The European Space Agency’s CryoSat has recently detected an acceleration of ice loss in the Southern Antarctica Peninsula. The news is concerning scientists around the globe because this region has previously been stable. Before 2009, the Southern Antarctica Peninsula displayed no signs of change in terms of its ice mass.
In the last six years, however, this 750 kilometer (466 mile) strip of Antarctica has been shedding ice into the ocean at a rate of about 60 cubic km each year. This change was detected by CryoSat, the European Space Agency’s satellite mission that is responsible for measuring and monitoring changes in ice that blanket both Antarctica and Greenland. Ice coverage is important because ice helps to regulate climate and sea levels. Ice loss is a symptom of global warming.
This particular decrease of ice in the Southern Antarctica Peninsula is alarming because of the rate of loss. While this region has added about 300 cubic kilometers of water in the past six years, other glaciers along the coast are only shedding ice at a rate of four meters each year. Moreover, the Southern Antarctica Peninsula started shedding ice with apparently no warning.

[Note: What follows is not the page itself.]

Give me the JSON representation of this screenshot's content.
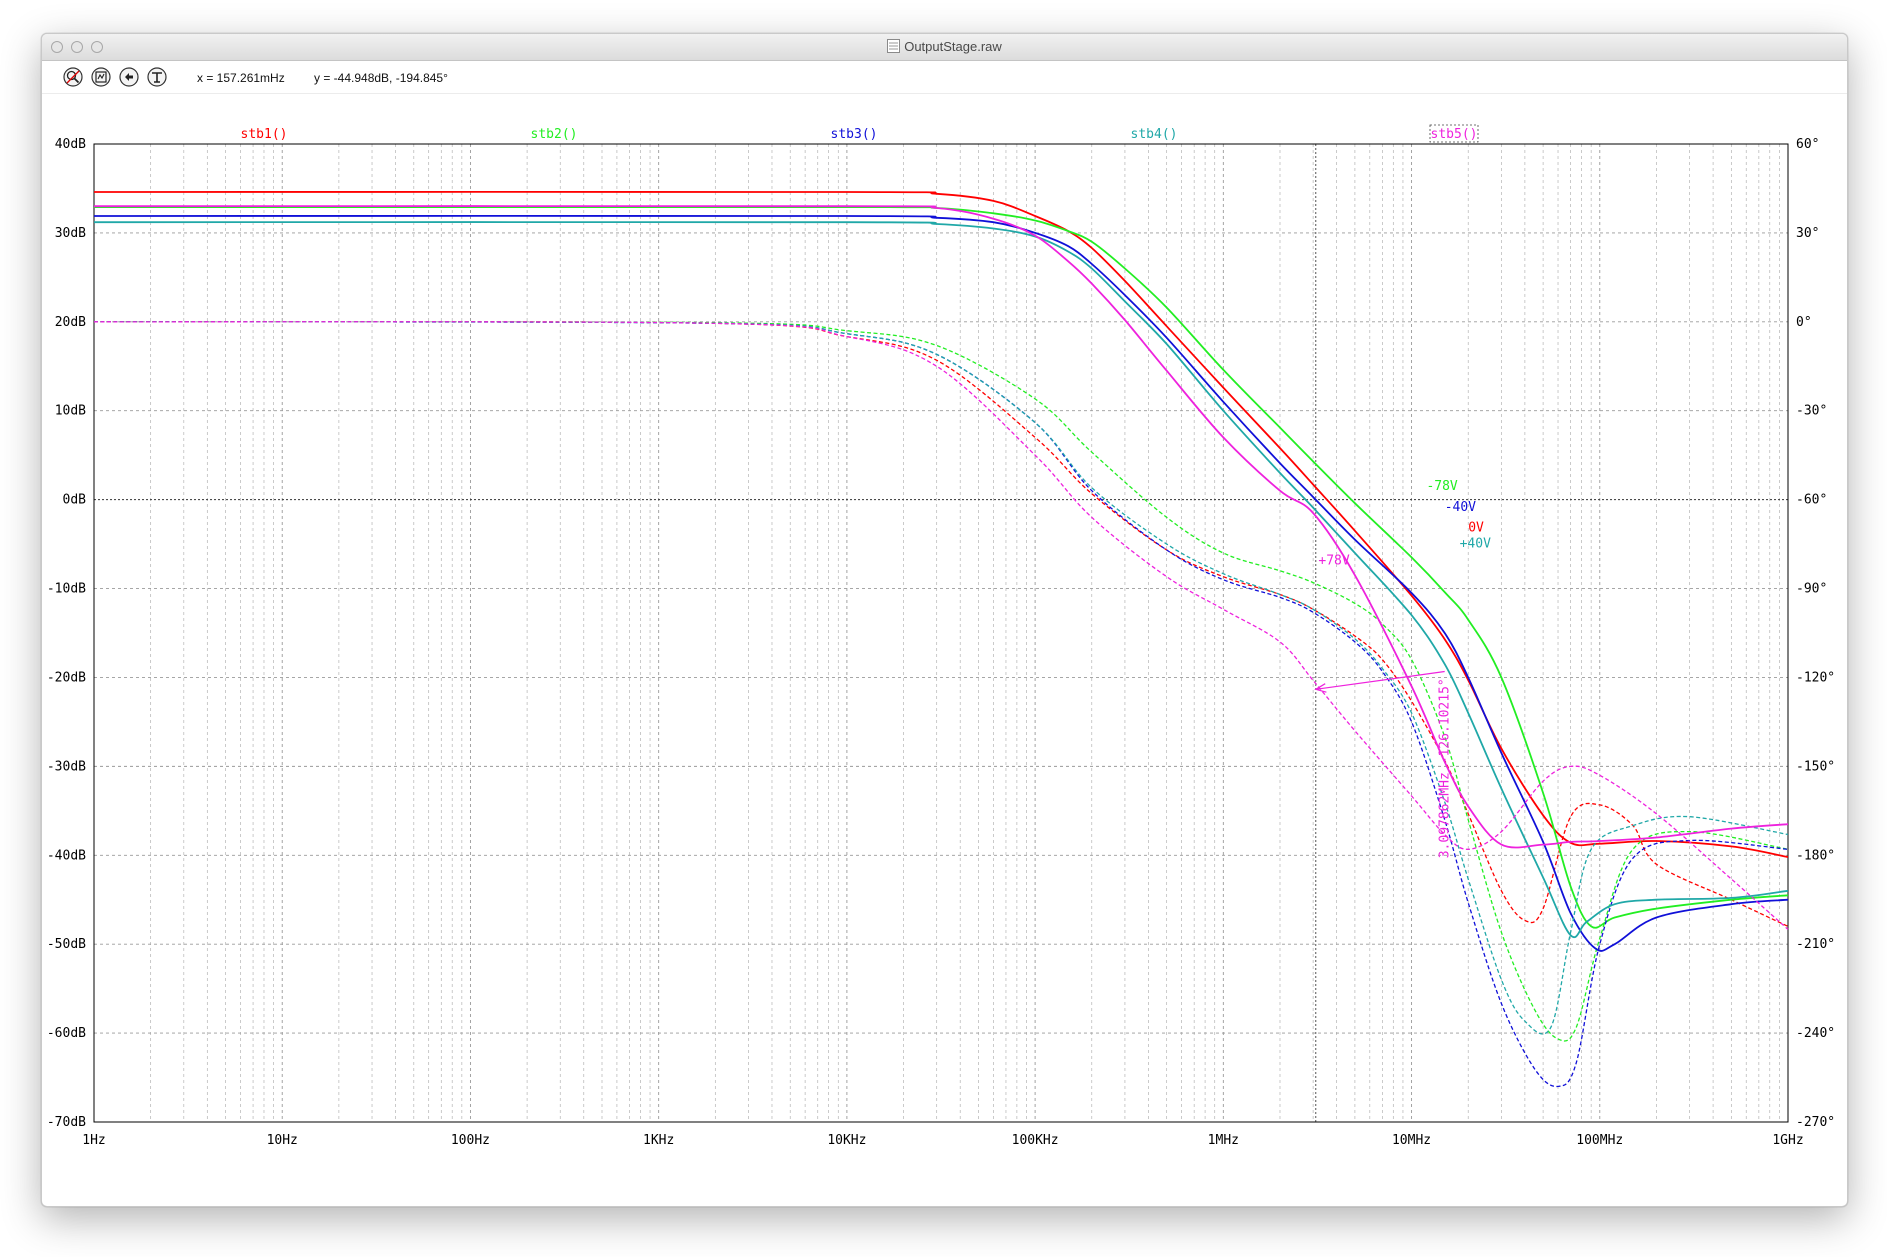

In 2009, the ice shelf started to thin, and melting of the glacier beneath the surface reached a critical threshold.
The ice loss is ironic because the Southern Antarctica Peninsula has not shown any changes in the past. This is a region that is largely understudied, however. The ESA’s CryoSat only detected the ice loss after five years of measurements. CryoSat uses an advanced radar altimeter that is able to measure the surface height variation of ice in detail. This allows scientists to monitor changes in its volume with incredible accuracy.
Many scientists were stunned by the findings of the study. It demonstrates how quickly ice sheets can respond to shifting conditions. Scientists attribute the rapid loss of ice in the Southern Antarctica Peninsula to warming oceans, not changes in snowfall or air temperature. They believe that climate warming and ozone depletion have caused the winds that encircle the continent to become more vigorous. This, in turn, pushes warmer water towards the poles where it eats away at the glaciers and ice shelves.

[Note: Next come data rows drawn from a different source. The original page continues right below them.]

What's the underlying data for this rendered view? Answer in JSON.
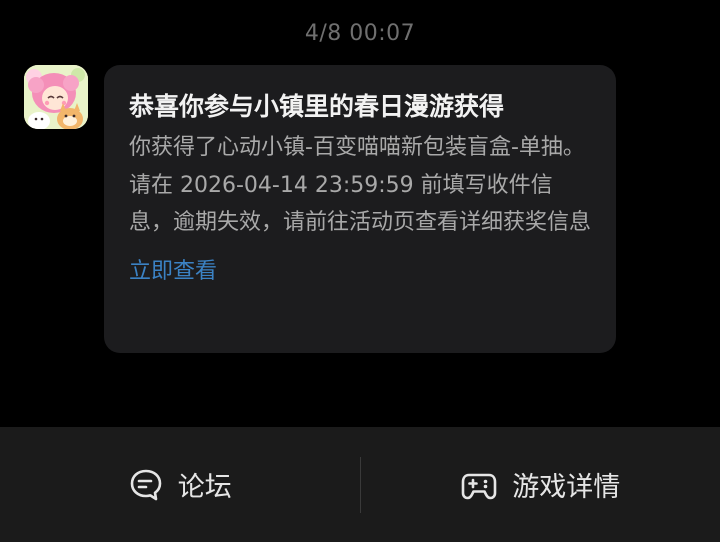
{
  "chat": {
    "timestamp": "4/8  00:07",
    "message": {
      "title": "恭喜你参与小镇里的春日漫游获得",
      "body": "你获得了心动小镇-百变喵喵新包装盲盒-单抽。请在 2026-04-14 23:59:59 前填写收件信息，逾期失效，请前往活动页查看详细获奖信息",
      "link_label": "立即查看"
    },
    "avatar_icon": "heartopia-game-icon"
  },
  "bottom_bar": {
    "forum": {
      "label": "论坛",
      "icon": "forum-chat-icon"
    },
    "game_details": {
      "label": "游戏详情",
      "icon": "gamepad-icon"
    }
  },
  "colors": {
    "background": "#000000",
    "bubble": "#1c1c1e",
    "link": "#3b82c4",
    "bar": "#1b1b1b"
  }
}
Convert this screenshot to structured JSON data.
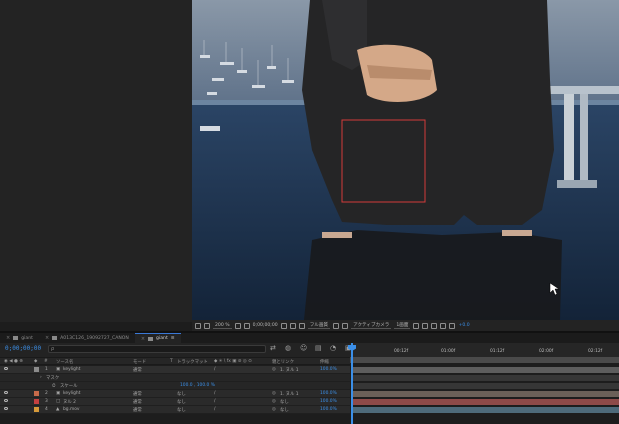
{
  "viewer": {
    "zoom": "200 %",
    "timecode": "0;00;00;00",
    "resolution": "フル画質",
    "camera": "アクティブカメラ",
    "views": "1画面",
    "exposure": "+0.0"
  },
  "tabs": [
    {
      "label": "giant",
      "color": "#8a8a8a",
      "active": false
    },
    {
      "label": "A013C126_19092727_CANON",
      "color": "#8a8a8a",
      "active": false
    },
    {
      "label": "giant",
      "color": "#8a8a8a",
      "active": true
    }
  ],
  "timeline": {
    "timecode": "0;00;00;00",
    "search_placeholder": "ρ",
    "columns": {
      "source_name": "ソース名",
      "mode": "モード",
      "t": "T",
      "track_matte": "トラックマット",
      "switches": "◆ ✳ \\ fx ▣ ⊘ ◎ ⊙",
      "parent": "親とリンク",
      "stretch": "伸縮"
    },
    "ruler_labels": [
      "00:12f",
      "01:00f",
      "01:12f",
      "02:00f",
      "02:12f"
    ]
  },
  "layers": [
    {
      "num": "1",
      "name": "keylight",
      "mode": "通常",
      "matte": "",
      "parent": "1. ヌル 1",
      "stretch": "100.0%",
      "color": "#8c8c8c",
      "bar": "#5d5d5d"
    },
    {
      "num": "",
      "name": "マスク",
      "mode": "",
      "matte": "",
      "parent": "",
      "stretch": "",
      "color": "",
      "bar": "#363636"
    },
    {
      "num": "",
      "name": "スケール",
      "mode": "",
      "matte": "",
      "parent": "",
      "stretch": "",
      "color": "",
      "bar": "#363636",
      "value": "100.0 , 100.0 %"
    },
    {
      "num": "2",
      "name": "keylight",
      "mode": "通常",
      "matte": "なし",
      "parent": "1. ヌル 1",
      "stretch": "100.0%",
      "color": "#c76a4a",
      "bar": "#6b6058"
    },
    {
      "num": "3",
      "name": "ヌル 2",
      "mode": "通常",
      "matte": "なし",
      "parent": "なし",
      "stretch": "100.0%",
      "color": "#c44040",
      "bar": "#8e4a48"
    },
    {
      "num": "4",
      "name": "bg.mov",
      "mode": "通常",
      "matte": "なし",
      "parent": "なし",
      "stretch": "100.0%",
      "color": "#d69a3a",
      "bar": "#4e6a7a"
    }
  ],
  "colors": {
    "accent": "#3b8fe8",
    "selection_box": "#d43a3a"
  }
}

This trend is disturbing because ice shelves in the Antarctic region have lost almost one fifth of their thickness just in the last two decades alone. Scientists are especially concerned about more ice loss in the Southern Antarctic Peninsula because much of its ice is grounded on bedrock beneath sea level. The warm water could melt it even more as it chases it inland.
Overall, more research is desperately needed. Data on ice sheet thickness, glacier flow speeds, and ocean floor topography will all go a long way to help scientists predict if and how long the thinning will continue.
“CryoSat Detects Sudden Ice Loss in Southern Antarctic Pennisula.” http://www.esa.int/Our_Activities/Observing_the_Earth/CryoSat/CryoSat_detects_sudden_ice_loss_in_Southern_Antarctic_Peninsula
“Introducing CryoSat” http://www.esa.int/Our_Activities/Observing_the_Earth/CryoSat/Introducing_CryoSat